> _Assigned task_:
Give back the records below exactly, omitting the pictures.

[Opening Data extract section]

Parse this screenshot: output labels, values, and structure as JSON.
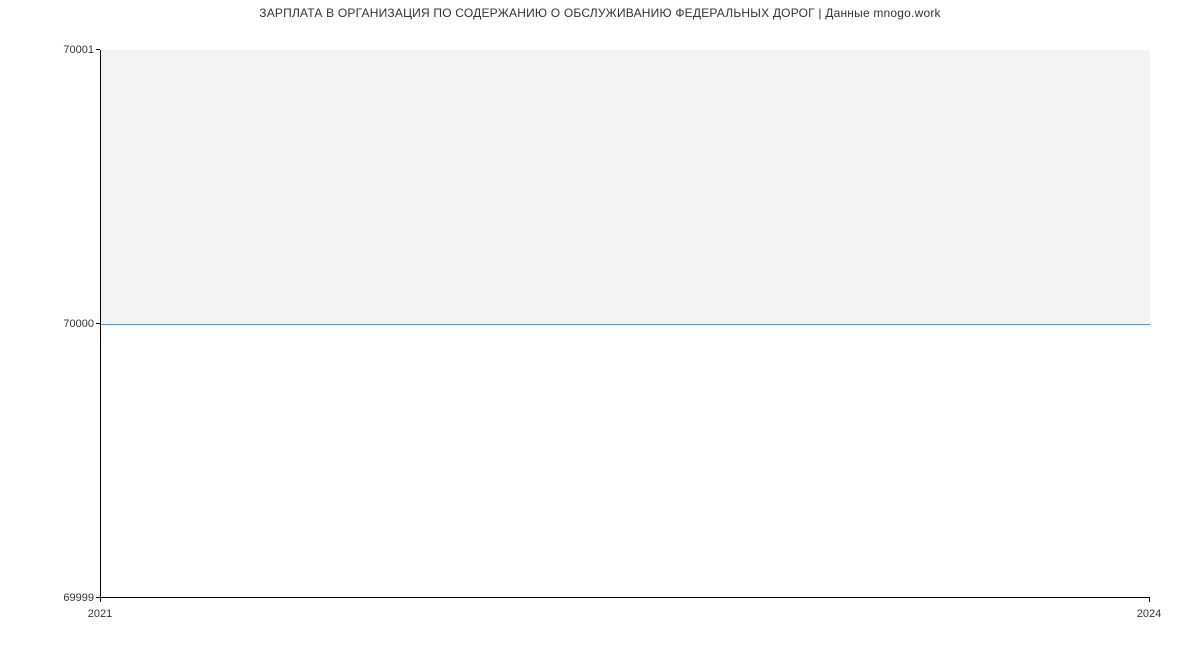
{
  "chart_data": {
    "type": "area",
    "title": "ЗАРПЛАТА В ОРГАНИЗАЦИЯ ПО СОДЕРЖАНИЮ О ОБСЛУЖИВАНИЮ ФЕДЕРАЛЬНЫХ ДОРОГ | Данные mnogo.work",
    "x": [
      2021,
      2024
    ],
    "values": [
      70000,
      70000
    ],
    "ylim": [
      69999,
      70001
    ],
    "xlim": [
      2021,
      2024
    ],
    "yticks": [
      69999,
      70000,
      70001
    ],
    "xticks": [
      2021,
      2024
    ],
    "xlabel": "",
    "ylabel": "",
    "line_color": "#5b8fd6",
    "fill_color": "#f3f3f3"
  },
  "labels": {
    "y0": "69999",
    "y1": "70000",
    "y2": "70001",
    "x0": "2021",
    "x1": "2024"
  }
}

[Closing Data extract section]

> _Task answer_:
Parse this screenshot: output labels, values, and structure as JSON.
{
  "chart_data": {
    "type": "area",
    "title": "ЗАРПЛАТА В ОРГАНИЗАЦИЯ ПО СОДЕРЖАНИЮ О ОБСЛУЖИВАНИЮ ФЕДЕРАЛЬНЫХ ДОРОГ | Данные mnogo.work",
    "x": [
      2021,
      2024
    ],
    "values": [
      70000,
      70000
    ],
    "ylim": [
      69999,
      70001
    ],
    "xlim": [
      2021,
      2024
    ],
    "yticks": [
      69999,
      70000,
      70001
    ],
    "xticks": [
      2021,
      2024
    ],
    "xlabel": "",
    "ylabel": "",
    "line_color": "#5b8fd6",
    "fill_color": "#f3f3f3"
  },
  "labels": {
    "y0": "69999",
    "y1": "70000",
    "y2": "70001",
    "x0": "2021",
    "x1": "2024"
  }
}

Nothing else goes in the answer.